**Symmetry** (from Greek συμμετρεῖν *symmetría* "measure together") generally conveys two primary meanings. The first is an imprecise sense of harmonious or aesthetically pleasing proportionality and balance; such that it reflects beauty or perfection. The second meaning is a precise and well-defined concept of balance or "patterned self-similarity" that can be demonstrated or proved according to the rules of a formal system: by geometry, through physics or otherwise.

Although the meanings are distinguishable in some contexts, both meanings of "symmetry" are related and discussed in parallel.

The precise notions of symmetry have various measures and operational definitions. For example, symmetry may be observed

- with respect to the passage of time;
- as a spatial relationship;
- through geometric transformations such as scaling, reflection, and rotation;
- through other kinds of functional transformations; and
- as an aspect of abstract objects, theoretic models, language, music and even knowledge itself.

This article describes these notions of symmetry from four perspectives. The first is that of symmetry in geometry, which is the most familiar type of symmetry for many people. The second perspective is the more general meaning of symmetry in mathematics as a whole. The third perspective describes symmetry as it relates to science and technology. In this context, symmetries underlie some of the most profound results found in modern physics, including aspects of space and time. Finally, a fourth perspective discusses symmetry in the humanities, covering its rich and varied use in history, architecture, art, and religion.

The opposite of symmetry is asymmetry.

Read more about Symmetry: In Geometry, In Mathematics, In History, Religion, and Culture

### Famous quotes containing the word symmetry:

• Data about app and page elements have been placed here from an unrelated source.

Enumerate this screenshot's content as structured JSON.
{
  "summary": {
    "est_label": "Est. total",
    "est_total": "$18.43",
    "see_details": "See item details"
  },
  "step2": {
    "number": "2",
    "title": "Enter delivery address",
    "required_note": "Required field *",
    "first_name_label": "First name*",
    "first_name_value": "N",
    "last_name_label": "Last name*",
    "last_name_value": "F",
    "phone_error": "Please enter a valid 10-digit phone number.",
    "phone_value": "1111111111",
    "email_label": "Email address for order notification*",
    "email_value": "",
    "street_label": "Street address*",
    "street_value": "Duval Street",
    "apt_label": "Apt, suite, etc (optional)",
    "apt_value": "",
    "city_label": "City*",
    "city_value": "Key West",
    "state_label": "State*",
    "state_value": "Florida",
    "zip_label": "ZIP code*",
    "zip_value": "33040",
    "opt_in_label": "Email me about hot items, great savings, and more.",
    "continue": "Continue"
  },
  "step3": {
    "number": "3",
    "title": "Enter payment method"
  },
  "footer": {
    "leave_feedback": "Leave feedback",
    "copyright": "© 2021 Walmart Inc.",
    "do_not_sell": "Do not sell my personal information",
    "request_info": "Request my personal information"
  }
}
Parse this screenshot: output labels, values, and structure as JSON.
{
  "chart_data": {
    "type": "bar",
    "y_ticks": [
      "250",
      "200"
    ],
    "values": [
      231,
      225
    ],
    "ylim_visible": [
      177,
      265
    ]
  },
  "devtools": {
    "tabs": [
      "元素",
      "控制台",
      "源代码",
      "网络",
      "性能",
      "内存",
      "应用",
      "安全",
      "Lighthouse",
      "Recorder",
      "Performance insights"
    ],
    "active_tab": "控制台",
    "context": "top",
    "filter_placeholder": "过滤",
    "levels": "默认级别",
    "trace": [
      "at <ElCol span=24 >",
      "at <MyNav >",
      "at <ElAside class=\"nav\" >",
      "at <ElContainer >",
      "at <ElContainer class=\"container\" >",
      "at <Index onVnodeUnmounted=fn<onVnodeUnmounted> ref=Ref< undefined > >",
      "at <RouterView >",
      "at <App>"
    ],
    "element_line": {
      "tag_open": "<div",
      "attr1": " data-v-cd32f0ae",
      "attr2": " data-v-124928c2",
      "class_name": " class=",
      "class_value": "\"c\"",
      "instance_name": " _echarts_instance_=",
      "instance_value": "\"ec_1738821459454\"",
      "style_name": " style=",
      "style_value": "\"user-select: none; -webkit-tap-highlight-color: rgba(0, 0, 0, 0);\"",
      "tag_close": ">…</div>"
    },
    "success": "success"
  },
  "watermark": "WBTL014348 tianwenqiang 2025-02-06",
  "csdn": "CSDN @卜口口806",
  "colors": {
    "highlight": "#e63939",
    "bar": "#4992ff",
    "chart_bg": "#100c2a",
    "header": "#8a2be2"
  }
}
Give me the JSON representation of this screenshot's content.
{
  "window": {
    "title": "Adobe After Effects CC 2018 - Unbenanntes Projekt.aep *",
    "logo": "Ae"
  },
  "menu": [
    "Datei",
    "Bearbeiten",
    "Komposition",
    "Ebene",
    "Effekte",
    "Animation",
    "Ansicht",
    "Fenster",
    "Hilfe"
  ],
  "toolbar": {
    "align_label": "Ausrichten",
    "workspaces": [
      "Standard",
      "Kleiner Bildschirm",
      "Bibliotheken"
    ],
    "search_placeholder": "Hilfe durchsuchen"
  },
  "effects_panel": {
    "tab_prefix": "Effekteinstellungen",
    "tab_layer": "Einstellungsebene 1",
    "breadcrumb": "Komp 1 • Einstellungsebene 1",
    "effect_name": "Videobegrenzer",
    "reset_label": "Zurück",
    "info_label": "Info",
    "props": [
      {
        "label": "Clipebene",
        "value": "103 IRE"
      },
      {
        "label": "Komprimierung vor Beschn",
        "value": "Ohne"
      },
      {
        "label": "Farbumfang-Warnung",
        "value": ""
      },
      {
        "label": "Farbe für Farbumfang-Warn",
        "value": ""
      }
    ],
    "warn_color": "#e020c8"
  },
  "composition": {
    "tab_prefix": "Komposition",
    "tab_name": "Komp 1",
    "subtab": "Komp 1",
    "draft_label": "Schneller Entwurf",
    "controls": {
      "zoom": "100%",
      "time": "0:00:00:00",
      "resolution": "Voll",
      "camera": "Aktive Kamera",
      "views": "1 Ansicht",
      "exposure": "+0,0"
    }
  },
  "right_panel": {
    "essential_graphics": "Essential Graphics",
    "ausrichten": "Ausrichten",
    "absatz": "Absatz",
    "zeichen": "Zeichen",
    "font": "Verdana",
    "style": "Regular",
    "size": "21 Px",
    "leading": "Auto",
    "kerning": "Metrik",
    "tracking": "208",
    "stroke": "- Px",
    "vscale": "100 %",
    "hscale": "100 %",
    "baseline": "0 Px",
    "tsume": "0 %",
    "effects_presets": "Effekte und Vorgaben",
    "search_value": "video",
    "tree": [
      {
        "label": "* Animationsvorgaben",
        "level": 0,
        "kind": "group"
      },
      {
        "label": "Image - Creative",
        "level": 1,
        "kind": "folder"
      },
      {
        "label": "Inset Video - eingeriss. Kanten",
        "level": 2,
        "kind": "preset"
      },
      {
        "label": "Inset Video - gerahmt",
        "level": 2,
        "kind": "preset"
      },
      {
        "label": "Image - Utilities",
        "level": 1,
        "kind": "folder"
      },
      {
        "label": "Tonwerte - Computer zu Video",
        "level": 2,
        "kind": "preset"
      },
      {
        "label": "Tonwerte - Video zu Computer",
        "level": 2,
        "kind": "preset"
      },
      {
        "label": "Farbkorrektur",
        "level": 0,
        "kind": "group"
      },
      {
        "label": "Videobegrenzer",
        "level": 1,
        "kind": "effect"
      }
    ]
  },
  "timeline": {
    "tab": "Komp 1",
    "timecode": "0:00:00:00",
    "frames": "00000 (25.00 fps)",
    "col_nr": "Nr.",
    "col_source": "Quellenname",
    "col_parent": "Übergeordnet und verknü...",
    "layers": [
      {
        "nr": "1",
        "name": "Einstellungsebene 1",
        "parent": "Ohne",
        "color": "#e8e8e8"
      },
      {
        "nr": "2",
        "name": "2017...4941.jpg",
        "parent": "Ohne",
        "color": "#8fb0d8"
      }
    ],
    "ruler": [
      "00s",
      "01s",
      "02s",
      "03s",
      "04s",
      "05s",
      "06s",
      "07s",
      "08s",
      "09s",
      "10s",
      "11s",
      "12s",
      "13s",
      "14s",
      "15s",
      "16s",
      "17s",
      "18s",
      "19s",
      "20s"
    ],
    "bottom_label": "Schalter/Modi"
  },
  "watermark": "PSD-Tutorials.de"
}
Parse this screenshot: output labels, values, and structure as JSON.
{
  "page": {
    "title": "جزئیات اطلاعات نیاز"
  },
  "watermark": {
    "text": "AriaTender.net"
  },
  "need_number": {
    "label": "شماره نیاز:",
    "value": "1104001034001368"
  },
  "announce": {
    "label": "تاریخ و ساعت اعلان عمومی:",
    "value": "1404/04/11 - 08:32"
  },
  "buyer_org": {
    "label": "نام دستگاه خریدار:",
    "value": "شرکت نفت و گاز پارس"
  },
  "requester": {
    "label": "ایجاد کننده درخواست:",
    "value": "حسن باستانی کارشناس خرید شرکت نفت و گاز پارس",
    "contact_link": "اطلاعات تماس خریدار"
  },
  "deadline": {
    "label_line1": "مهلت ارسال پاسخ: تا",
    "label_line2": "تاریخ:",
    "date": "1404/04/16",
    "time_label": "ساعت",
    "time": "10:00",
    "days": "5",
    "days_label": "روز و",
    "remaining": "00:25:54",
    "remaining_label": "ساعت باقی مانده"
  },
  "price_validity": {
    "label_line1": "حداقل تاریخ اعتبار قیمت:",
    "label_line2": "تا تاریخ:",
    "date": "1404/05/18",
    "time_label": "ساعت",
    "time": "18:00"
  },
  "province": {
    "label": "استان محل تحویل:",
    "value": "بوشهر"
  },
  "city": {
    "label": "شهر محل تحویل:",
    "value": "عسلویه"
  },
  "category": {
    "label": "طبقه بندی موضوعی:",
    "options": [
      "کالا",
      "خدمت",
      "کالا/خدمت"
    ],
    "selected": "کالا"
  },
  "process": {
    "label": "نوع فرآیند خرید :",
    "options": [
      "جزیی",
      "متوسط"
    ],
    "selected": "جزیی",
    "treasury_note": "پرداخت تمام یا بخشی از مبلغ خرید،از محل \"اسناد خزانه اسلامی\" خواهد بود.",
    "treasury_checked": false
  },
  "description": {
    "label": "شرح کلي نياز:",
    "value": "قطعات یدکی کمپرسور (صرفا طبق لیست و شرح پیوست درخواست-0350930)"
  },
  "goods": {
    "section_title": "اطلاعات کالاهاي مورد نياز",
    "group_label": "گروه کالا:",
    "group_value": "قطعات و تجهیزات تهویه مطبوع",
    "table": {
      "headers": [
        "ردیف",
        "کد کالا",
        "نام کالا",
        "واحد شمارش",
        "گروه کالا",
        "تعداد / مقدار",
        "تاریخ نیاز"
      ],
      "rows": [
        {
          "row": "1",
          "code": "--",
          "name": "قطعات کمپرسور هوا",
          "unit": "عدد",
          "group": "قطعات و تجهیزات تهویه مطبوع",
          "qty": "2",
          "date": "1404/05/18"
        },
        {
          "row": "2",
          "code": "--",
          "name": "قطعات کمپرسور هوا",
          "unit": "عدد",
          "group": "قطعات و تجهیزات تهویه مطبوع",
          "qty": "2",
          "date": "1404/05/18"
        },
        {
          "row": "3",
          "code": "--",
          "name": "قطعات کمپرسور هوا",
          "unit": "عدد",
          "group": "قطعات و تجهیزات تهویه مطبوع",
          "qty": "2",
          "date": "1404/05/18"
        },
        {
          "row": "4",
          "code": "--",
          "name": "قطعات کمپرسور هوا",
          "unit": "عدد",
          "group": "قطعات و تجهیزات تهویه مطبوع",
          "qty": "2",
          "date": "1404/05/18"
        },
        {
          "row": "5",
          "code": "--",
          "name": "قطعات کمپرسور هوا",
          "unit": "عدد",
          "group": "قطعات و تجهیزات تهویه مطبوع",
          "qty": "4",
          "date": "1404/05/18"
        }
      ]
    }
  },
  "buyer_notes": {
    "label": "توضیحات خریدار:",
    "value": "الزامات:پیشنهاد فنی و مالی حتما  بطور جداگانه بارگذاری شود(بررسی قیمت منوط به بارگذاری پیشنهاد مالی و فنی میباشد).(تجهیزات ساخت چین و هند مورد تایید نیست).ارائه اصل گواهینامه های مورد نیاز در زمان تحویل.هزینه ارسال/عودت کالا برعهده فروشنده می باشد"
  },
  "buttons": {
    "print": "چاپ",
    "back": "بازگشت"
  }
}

“What makes a regiment of soldiers a more noble object of view than the same mass of mob? Their arms, their dresses, their banners, and the art and artificial *symmetry* of their position and movements.”

—George Gordon Noel Byron (1788–1824)